Stored dataset items

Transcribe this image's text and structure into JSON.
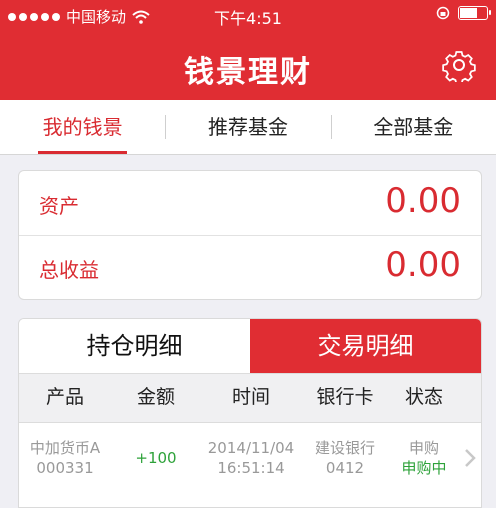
{
  "status_bar": {
    "carrier": "中国移动",
    "time": "下午4:51"
  },
  "nav": {
    "title": "钱景理财",
    "settings_icon": "gear-icon"
  },
  "tabs": [
    {
      "label": "我的钱景",
      "active": true
    },
    {
      "label": "推荐基金",
      "active": false
    },
    {
      "label": "全部基金",
      "active": false
    }
  ],
  "summary": {
    "assets_label": "资产",
    "assets_value": "0.00",
    "income_label": "总收益",
    "income_value": "0.00"
  },
  "segments": {
    "holdings": "持仓明细",
    "transactions": "交易明细",
    "active": "transactions"
  },
  "table": {
    "headers": [
      "产品",
      "金额",
      "时间",
      "银行卡",
      "状态"
    ],
    "rows": [
      {
        "product_name": "中加货币A",
        "product_code": "000331",
        "amount": "+100",
        "date": "2014/11/04",
        "time": "16:51:14",
        "bank": "建设银行",
        "card_tail": "0412",
        "type": "申购",
        "status": "申购中"
      }
    ]
  },
  "colors": {
    "brand_red": "#e02d33",
    "positive_green": "#2ea23a"
  }
}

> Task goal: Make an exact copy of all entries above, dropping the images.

> Exercise result:
Transcribe this image's text and structure into JSON.
{
  "status_bar": {
    "carrier": "中国移动",
    "time": "下午4:51"
  },
  "nav": {
    "title": "钱景理财",
    "settings_icon": "gear-icon"
  },
  "tabs": [
    {
      "label": "我的钱景",
      "active": true
    },
    {
      "label": "推荐基金",
      "active": false
    },
    {
      "label": "全部基金",
      "active": false
    }
  ],
  "summary": {
    "assets_label": "资产",
    "assets_value": "0.00",
    "income_label": "总收益",
    "income_value": "0.00"
  },
  "segments": {
    "holdings": "持仓明细",
    "transactions": "交易明细",
    "active": "transactions"
  },
  "table": {
    "headers": [
      "产品",
      "金额",
      "时间",
      "银行卡",
      "状态"
    ],
    "rows": [
      {
        "product_name": "中加货币A",
        "product_code": "000331",
        "amount": "+100",
        "date": "2014/11/04",
        "time": "16:51:14",
        "bank": "建设银行",
        "card_tail": "0412",
        "type": "申购",
        "status": "申购中"
      }
    ]
  },
  "colors": {
    "brand_red": "#e02d33",
    "positive_green": "#2ea23a"
  }
}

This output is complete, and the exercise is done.